Mad Parliament!

Shakhawat Liton

Ruling Awami League (AL) chief Sheikh Hasina looks all set to be elected the leader of the AL parliamentary party after an easy two-third majority in the January 5 parliamentary polls. MPs elected through the one-sided election will take oath any day after January 24, after the expiry of the tenure of the current parliament. So, upon her election as the leader of the majority party, she will be appointed by President Abdul Hamid as the new Prime Minister. She will swear in as the premier in two consecutive terms and for the third in her political career. She will have a new life as the PM for five more years. She will then advise the President to convene the new parliament within 30 days since the publication of results of the January 5 election in an official gazette.
The new parliament will have three types of MPs–154 elected unopposed, 146 elected in friendly contest and 50 to women reserved seats to be indirectly elected.
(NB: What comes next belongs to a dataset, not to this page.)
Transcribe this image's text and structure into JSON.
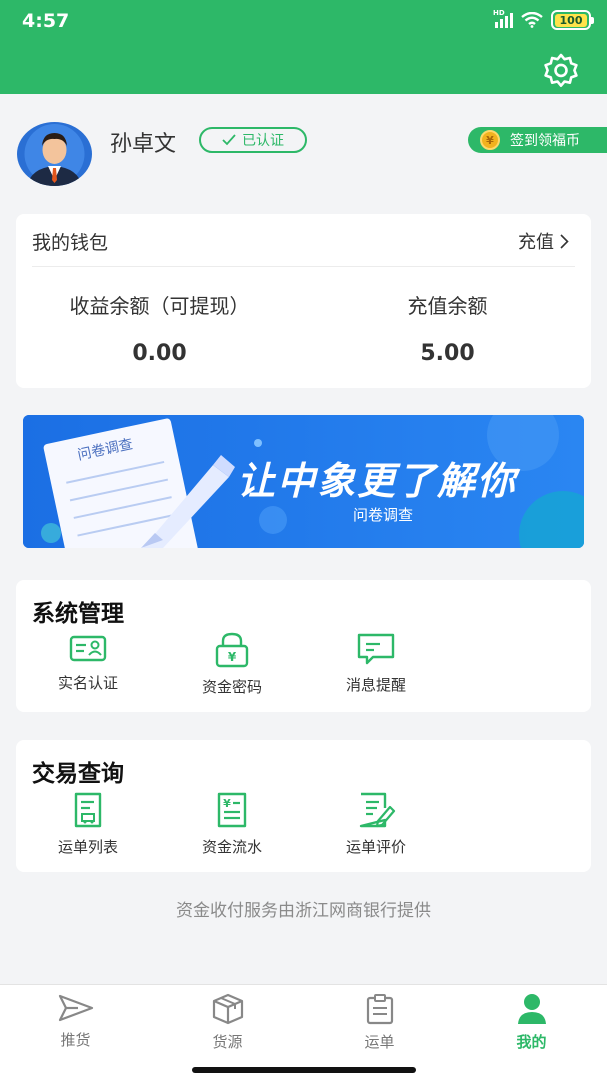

So, it is clear that the parliament will be dominated by MPs elected either unopposed or in an indirect election or in a farcical election. Of course, this will be an abnormal parliament. The government and ruling AL may keep claiming that the new parliament is an elected one. But their claim will remain limited to some technical aspect as the January 5 election is being held only in paper.
But everybody knows that the majority of the people had nothing to say in the January 5 polls as their voting rights have been denied. Sheikh Hasina however did not like to be elected unopposed from two constituencies. Two Jatiya Party men, who were unwilling and unprepared to contest the election, are now challenging her in Gopalganj-3 and Rangpur-6. If both the Jatiya Party men could have been able to withdraw their nomination papers, Hasina would have been elected unopposed. Her government has abolished the caretaker government on grounds that the election time non-partisan caretaker government was formed with unelected people. Will Hasina’s new government be able to claim that her new government is elected by the people? The caretaker government’s functions were very limited. It did some routine work and had extended all out cooperation to the Election Commission to hold a free and fair parliamentary election in 90 days timeframe. But Hasina’s new government will be formed for five years and it will have all the powers necessary to run the country. There will be no strong opposition in the parliament to hold the government accountable. Those elected as MPs from other parties will remain loyal to the AL.
How will the new parliament and Hasina government perform after being elected in such a controversial election? The coming days look all set to be more volatile. The BNP-led opposition and other parties will continue to wage street agitation against her government. Different sections of people may continue to criticise the government for its failure to hold a credible parliamentary election. So, her new government with little legitimacy and public support will have to spend much of its strength to face the opposition. Unruly and controversial activities of many MPs and ruling AL men may give Hasina’s new government more pain. Their activities might generate more controversy and taint the image of the new government. Many wealth statements published in different newspapers have already shown how they were desperate in the last five years to make money in lawful and unlawful ways. The new parliament and the new government might make the corrupt even more corrupt.
Hasina’s new government moreover might face a diplomatic crisis as the international community has taken a stance against the one-sided January 5 election. The European Union and the US have refused to send observers for this election. Many other countries are set to follow them. They did what they had done in January 2007 as they were against the January 22 one-sided parliamentary polls which were cancelled following the declaration of the State of Emergency. The international community believes that sending observers for the January 5 elections is tantamount to making this election credible. As they took a stance against the election, they might take position against its outcome too.
A number of officials in the diplomatic arena in Dhaka told this correspondent that diplomats stationed in Dhaka have opened discussions amongst themselves to find their next course of action. They will be sending reports on the prevailing situation to their respective countries. The reports they will be sending of course will not favour Hasina’s new government. So, it will be difficult for her government to expect cooperation from the international communities and the donor agencies. If so, what will be the fate of the country’s various development projects that are funded by donor countries and some international agencies? Will Hasina’s new government lead the country towards a grave danger, making the country alienated from the international community? ┬áIs it possible for a country to survive alone in the days of globalisation?
In parliamentary democracy, the parliament forms and ends a government. What will the new parliament do if the government faces a tough time both nationally and internationally? Will the parliament help the government to overcome the crisis? Or will the parliament will behave in an abnormal way?
A Note on Mad Parliament: In the UK, the birth place of parliamentary form of government, there was a parliament over 800 years ago which was called ‘Mad Parliament’. Its exact name was ‘The Oxford Parliament’. But its functions were against the king’s absolute power. The parliament started to make laws and regulations to curtail the power of the king in different ways. In this parliament, a group of barons had forced King Henry to accept a new form of government in which power was placed in the hands of the Privy Council, a council of fifteen members who were to supervise ministerial appointments, local administration and the custody of royal castles. Parliament, meanwhile, which was to meet three times a year, would monitor the performance of this council. Such activities infuriated the King and his men. So, they called in the ‘Mad Parliament’. But in the history of the evolution of parliamentary democracy, the importance of this parliament is immense.